CH is to play a leading role in a major new scientific initiative, the International Network for Alpine Research Catchment Hydrology (INARCH).

With the strong encouragement of CH director Professor John Pomeroy, plans for the network have been devised over the past three years, by a global team of scientists interested in the dynamics of mountain climates, glaciers, snow, hydrology and associated ecological systems. It is intended to provide a forum for collaborative research, with the aim of developing and sharing improved understanding of these fragile and extremely important environments.

Scientists from more than 25 government institutions, universities and non-governmental agencies in 15 countries, spanning North and South America, Europe and Asia, have so far committed to contribute to the network’s activities.

In an important recent development, the new initiative has been adopted as a key ‘cross-cutting’ project under the auspices of the GEWEX Hydroclimatology Panel. With GEWEX being the core project of the UN-sponsored World Climate Research Programme (WCRP), INARCH will operate among the highest levels of mountain research world-wide.

More information is provided in an article published in the Rocky Mountain Outlook, available in its original form here, and as an archive PDF here.

Snow chemistry commentary for US NPR

The Centre for Hydrology provided commentary for a US National Public Radio food show The salt – what’s on your plate that dealt with the consumption of snow – Snow is delicious.
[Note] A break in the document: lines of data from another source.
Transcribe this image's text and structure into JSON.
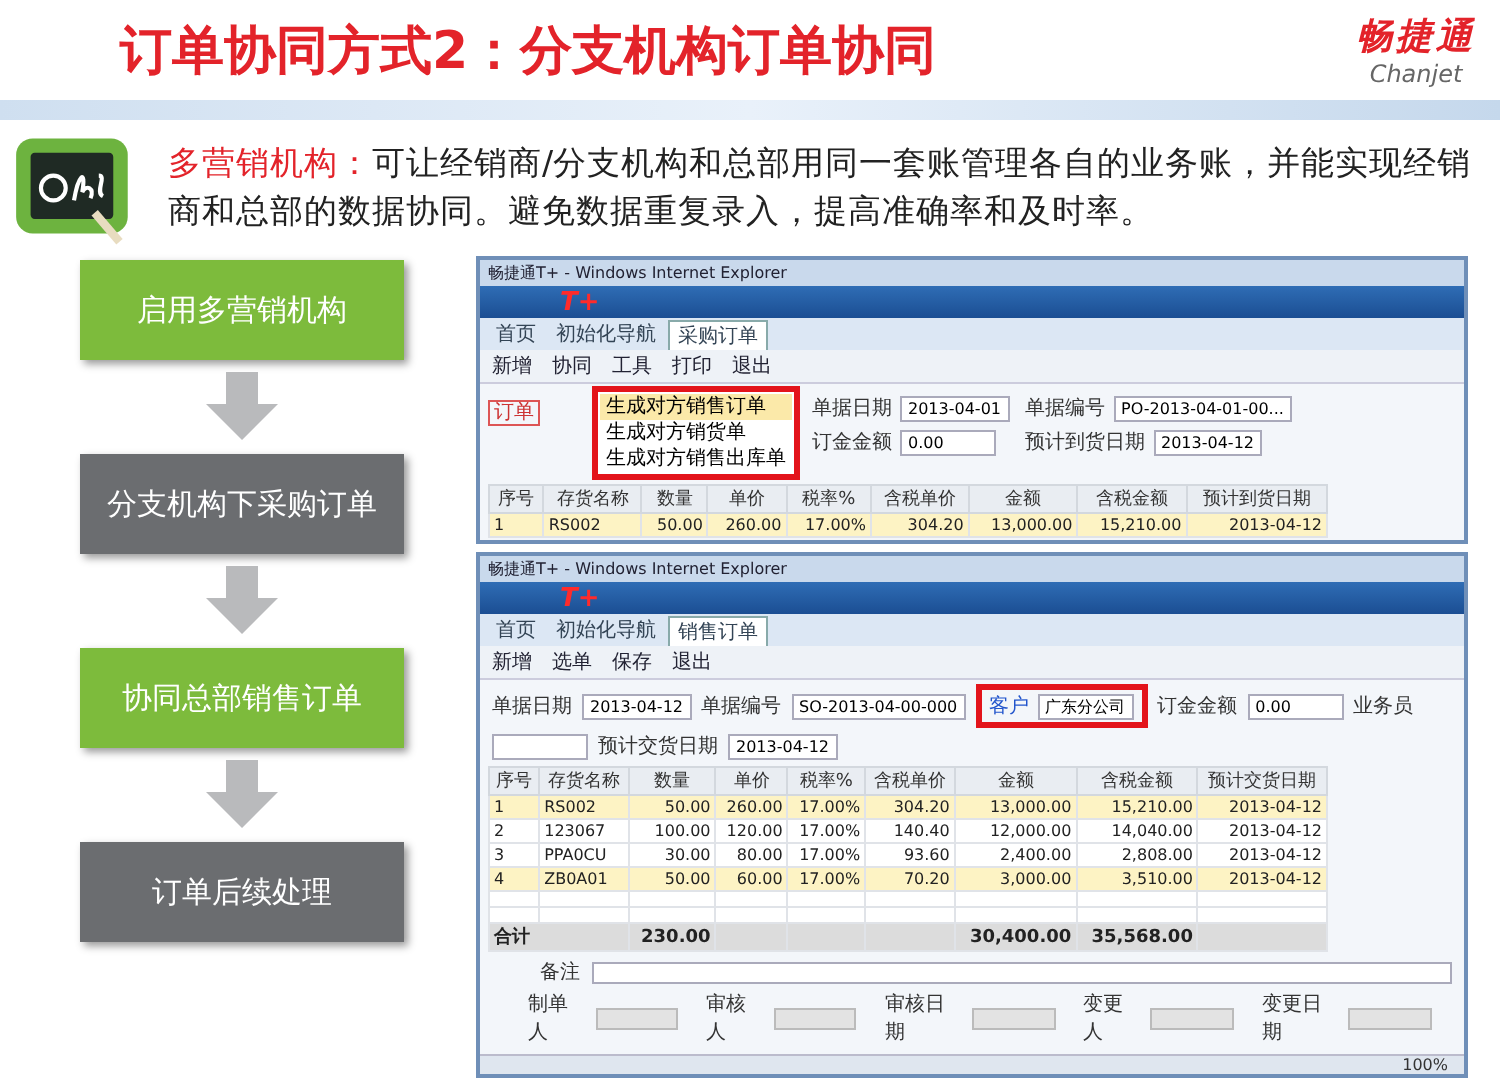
{
  "title": "订单协同方式2：分支机构订单协同",
  "logo": {
    "name": "畅捷通",
    "latin": "Chanjet"
  },
  "intro": {
    "term": "多营销机构：",
    "text": "可让经销商/分支机构和总部用同一套账管理各自的业务账，并能实现经销商和总部的数据协同。避免数据重复录入，提高准确率和及时率。"
  },
  "steps": [
    {
      "label": "启用多营销机构",
      "color": "#7dbb3c"
    },
    {
      "label": "分支机构下采购订单",
      "color": "#6b6d70"
    },
    {
      "label": "协同总部销售订单",
      "color": "#7dbb3c"
    },
    {
      "label": "订单后续处理",
      "color": "#6b6d70"
    }
  ],
  "purchase_window": {
    "title": "畅捷通T+ - Windows Internet Explorer",
    "brand": "T+",
    "tabs": [
      {
        "label": "首页",
        "selected": false
      },
      {
        "label": "初始化导航",
        "selected": false
      },
      {
        "label": "采购订单",
        "selected": true
      }
    ],
    "toolbar": [
      "新增",
      "协同",
      "工具",
      "打印",
      "退出"
    ],
    "menu": [
      {
        "label": "生成对方销售订单",
        "selected": true
      },
      {
        "label": "生成对方销货单",
        "selected": false
      },
      {
        "label": "生成对方销售出库单",
        "selected": false
      }
    ],
    "tag": "订单",
    "fields": [
      {
        "label": "单据日期",
        "value": "2013-04-01"
      },
      {
        "label": "单据编号",
        "value": "PO-2013-04-01-00..."
      },
      {
        "label": "订金金额",
        "value": "0.00"
      },
      {
        "label": "预计到货日期",
        "value": "2013-04-12"
      }
    ],
    "columns": [
      "序号",
      "存货名称",
      "数量",
      "单价",
      "税率%",
      "含税单价",
      "金额",
      "含税金额",
      "预计到货日期"
    ],
    "rows": [
      [
        "1",
        "RS002",
        "50.00",
        "260.00",
        "17.00%",
        "304.20",
        "13,000.00",
        "15,210.00",
        "2013-04-12"
      ]
    ]
  },
  "sales_window": {
    "title": "畅捷通T+ - Windows Internet Explorer",
    "brand": "T+",
    "tabs": [
      {
        "label": "首页",
        "selected": false
      },
      {
        "label": "初始化导航",
        "selected": false
      },
      {
        "label": "销售订单",
        "selected": true
      }
    ],
    "toolbar": [
      "新增",
      "选单",
      "保存",
      "退出"
    ],
    "fields": [
      {
        "label": "单据日期",
        "value": "2013-04-12"
      },
      {
        "label": "单据编号",
        "value": "SO-2013-04-00-000"
      },
      {
        "label": "客户",
        "value": "广东分公司"
      },
      {
        "label": "订金金额",
        "value": "0.00"
      },
      {
        "label": "业务员"
      },
      {
        "label": "预计交货日期",
        "value": "2013-04-12"
      }
    ],
    "columns": [
      "序号",
      "存货名称",
      "数量",
      "单价",
      "税率%",
      "含税单价",
      "金额",
      "含税金额",
      "预计交货日期"
    ],
    "rows": [
      [
        "1",
        "RS002",
        "50.00",
        "260.00",
        "17.00%",
        "304.20",
        "13,000.00",
        "15,210.00",
        "2013-04-12"
      ],
      [
        "2",
        "123067",
        "100.00",
        "120.00",
        "17.00%",
        "140.40",
        "12,000.00",
        "14,040.00",
        "2013-04-12"
      ],
      [
        "3",
        "PPA0CU",
        "30.00",
        "80.00",
        "17.00%",
        "93.60",
        "2,400.00",
        "2,808.00",
        "2013-04-12"
      ],
      [
        "4",
        "ZB0A01",
        "50.00",
        "60.00",
        "17.00%",
        "70.20",
        "3,000.00",
        "3,510.00",
        "2013-04-12"
      ]
    ],
    "total": {
      "label": "合计",
      "quantity": "230.00",
      "amount": "30,400.00",
      "tax_amount": "35,568.00"
    },
    "note_label": "备注",
    "footer_fields": [
      "制单人",
      "审核人",
      "审核日期",
      "变更人",
      "变更日期"
    ],
    "zoom": "100%"
  }
}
But is it dangerous to eat?

Technical input ranged from concerns on the concentrations of various contaminants in snow, the contribution of prairie dirt to blowing snow, to the atmospheric scrubbing qualities of snowfall to a snow hydrologist’s recipe for snow.

More details from the discussion are available here.